Other new faces who could shine are sophomores Isaiah Gardner and Ambrose Wooden, two players with sprinter’s speed that Preston believes could be special return men. Returning players on special teams will also play a significant role. Offensive linemen Scott Raridon and Casey Dunn will be looked to again for long snapping duties, having done the job in 2003. “Raridon has done a fine job snapping for us, and Dunn did a solid job stepping into the shoes of John Crowther,” Preston said. Also expected to help will be linebackers Corey Mays (who had two blocked kicks last season), Jerome Collins and Derek Curry, tight end Anthony Fasano, and fullback Rashon Powers-Neal. Possible punt rushers and protectors are Shelton and Gardner. With the capabilities of this lineup, despite what it may appear first-hand, the outlook is anything but bleak. Preston is excited about the possibilities of his special teams players. “We are expecting a much more solid performance in everything that we do,” Preston said. “We will look to cover and kick as a more consistent unit. We will look for better field positioning to create more plays. We’ve got to be ready to go.” Fitzpatrick Rises To The Occasion Before the 2003 season, the name D.J. Fitzpatrick was unfamiliar to most Fighting Irish football fans. Now, he is anything but anonymous after an impressive 2003 season in which he was forced into the spotlight by unimaginable circumstances. A senior walk-on, Fitzpatrick has earned respect at his position after taking on the role of both punter and kicker for the Irish in 2003 after three-time Lou Groza Award candidate Nicholas Setta incurred a leg injury during a kickoff five games into the season against Pittsburgh. Setta had served as the placekicker for Notre Dame for four years and taken on kickoff and punting duties after the graduation of Joey Hildbold. Setta started the season for the Irish converting 9-of-10 field goals and all five extra-point kicks. Setta also had 26 punts for 1,064 yards, averaging 40.9 yards per punt. But all that experience and talent was lost suddenly, throwing Fitzpatrick into a tough situation. Fitzpatrick exceeded expectations by stepping up to fill the role of the injured Setta. With the experience of only one game with just one punt prior to the 2003 season, Fitzpatrick made 12-of-17 field goals, ending the season with an 8-of-8 streak, and kicking 44 punts for 1,621 yards (36.8 average). Fitzpatrick also proved that he could perform under pressure.
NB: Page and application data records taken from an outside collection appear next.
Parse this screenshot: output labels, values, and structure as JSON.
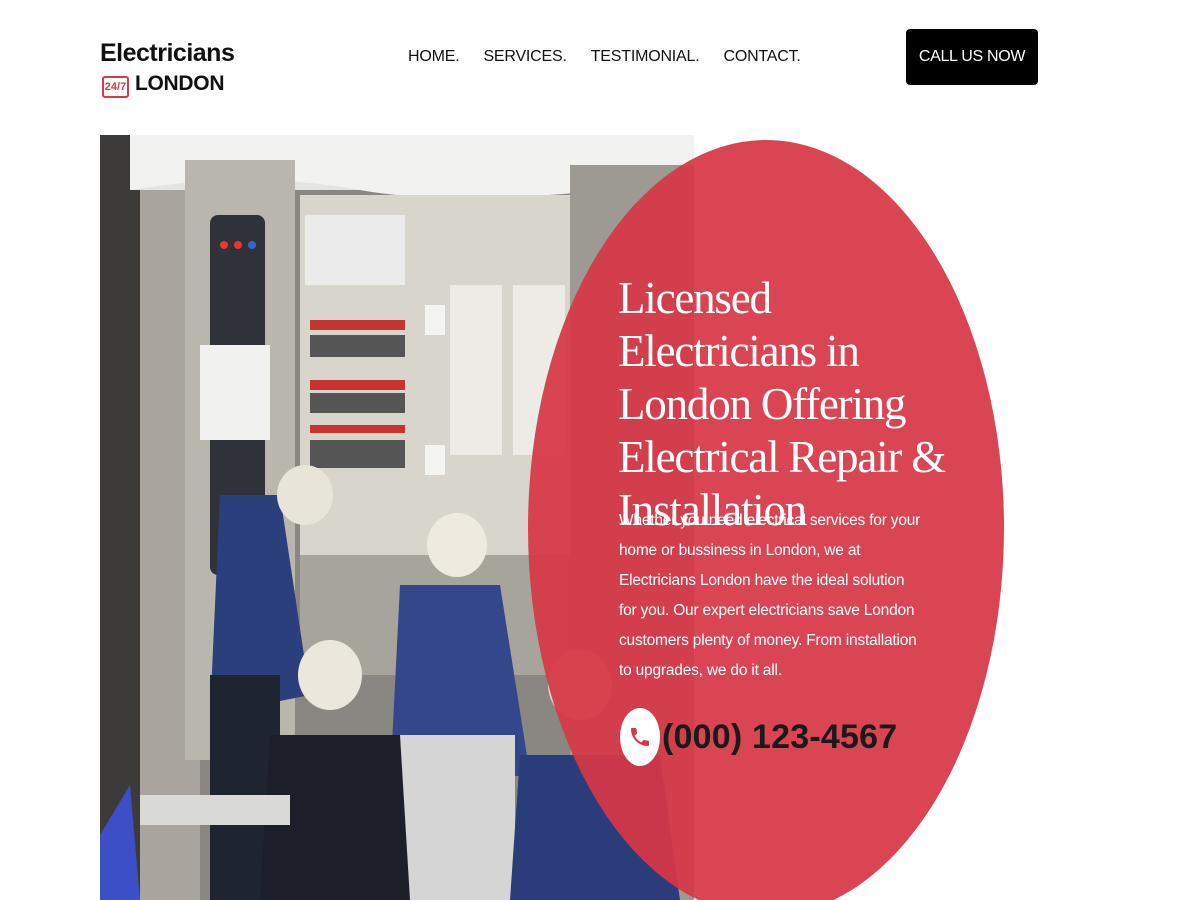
{
  "header": {
    "logo": {
      "line1": "Electricians",
      "badge": "24/7",
      "line2": "LONDON"
    },
    "nav": [
      {
        "label": "HOME."
      },
      {
        "label": "SERVICES."
      },
      {
        "label": "TESTIMONIAL."
      },
      {
        "label": "CONTACT."
      }
    ],
    "cta_label": "CALL US NOW"
  },
  "hero": {
    "headline": "Licensed Electricians in London Offering Electrical Repair & Installation",
    "intro": "Whether you need electrical services for your home or bussiness in London, we at Electricians London have the ideal solution for you. Our expert electricians save London customers plenty of money. From installation to upgrades, we do it all.",
    "phone": "(000) 123-4567",
    "phone_icon": "phone-icon",
    "image_icon": "electricians-at-panel-photo"
  },
  "colors": {
    "accent": "#d63746",
    "button": "#000000",
    "text": "#111111"
  }
}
As time ran out in a 24-24 game against Navy, Fitzpatrick kicked a 40-yard field goal to give the Irish the win, extending the Irish winning streak in the series to 40 games. “One of the major highlights of the season was D.J. kicking and Matt Krueger being the holder in the field goal against Navy to win the game,” said coach Buzz Preston. “D.J. came through in a tough situation.” Now settled in to his role as the starter, look for Fitzpatrick to build on his 2003 success this season. NOTE: The special teams preview is the first of nine previews that will be posted on www.und.com before the end of the month. You can access the schedule and archive of the previews here: Season Previews